= WHAT YOU NEED TO DO =
All of these records need to be duplicated exactly.

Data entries
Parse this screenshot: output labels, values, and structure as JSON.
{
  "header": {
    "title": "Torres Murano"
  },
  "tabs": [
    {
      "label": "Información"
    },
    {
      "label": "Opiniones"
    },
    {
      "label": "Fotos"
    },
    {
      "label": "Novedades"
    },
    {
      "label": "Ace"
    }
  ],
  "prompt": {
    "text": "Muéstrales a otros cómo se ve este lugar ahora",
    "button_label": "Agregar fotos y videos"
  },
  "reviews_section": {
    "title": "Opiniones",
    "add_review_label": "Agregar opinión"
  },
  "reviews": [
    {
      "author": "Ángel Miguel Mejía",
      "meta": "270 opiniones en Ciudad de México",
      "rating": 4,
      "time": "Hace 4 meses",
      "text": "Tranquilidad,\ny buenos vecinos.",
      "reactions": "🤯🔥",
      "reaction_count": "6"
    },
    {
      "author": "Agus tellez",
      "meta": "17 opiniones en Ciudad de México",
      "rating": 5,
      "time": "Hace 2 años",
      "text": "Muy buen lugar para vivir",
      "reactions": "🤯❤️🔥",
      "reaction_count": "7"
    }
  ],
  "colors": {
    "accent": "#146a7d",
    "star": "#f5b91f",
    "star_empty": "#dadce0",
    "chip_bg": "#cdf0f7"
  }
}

= WRITTEN SOLUTION =
Parse this screenshot: output labels, values, and structure as JSON.
{
  "header": {
    "title": "Torres Murano"
  },
  "tabs": [
    {
      "label": "Información"
    },
    {
      "label": "Opiniones"
    },
    {
      "label": "Fotos"
    },
    {
      "label": "Novedades"
    },
    {
      "label": "Ace"
    }
  ],
  "prompt": {
    "text": "Muéstrales a otros cómo se ve este lugar ahora",
    "button_label": "Agregar fotos y videos"
  },
  "reviews_section": {
    "title": "Opiniones",
    "add_review_label": "Agregar opinión"
  },
  "reviews": [
    {
      "author": "Ángel Miguel Mejía",
      "meta": "270 opiniones en Ciudad de México",
      "rating": 4,
      "time": "Hace 4 meses",
      "text": "Tranquilidad,\ny buenos vecinos.",
      "reactions": "🤯🔥",
      "reaction_count": "6"
    },
    {
      "author": "Agus tellez",
      "meta": "17 opiniones en Ciudad de México",
      "rating": 5,
      "time": "Hace 2 años",
      "text": "Muy buen lugar para vivir",
      "reactions": "🤯❤️🔥",
      "reaction_count": "7"
    }
  ],
  "colors": {
    "accent": "#146a7d",
    "star": "#f5b91f",
    "star_empty": "#dadce0",
    "chip_bg": "#cdf0f7"
  }
}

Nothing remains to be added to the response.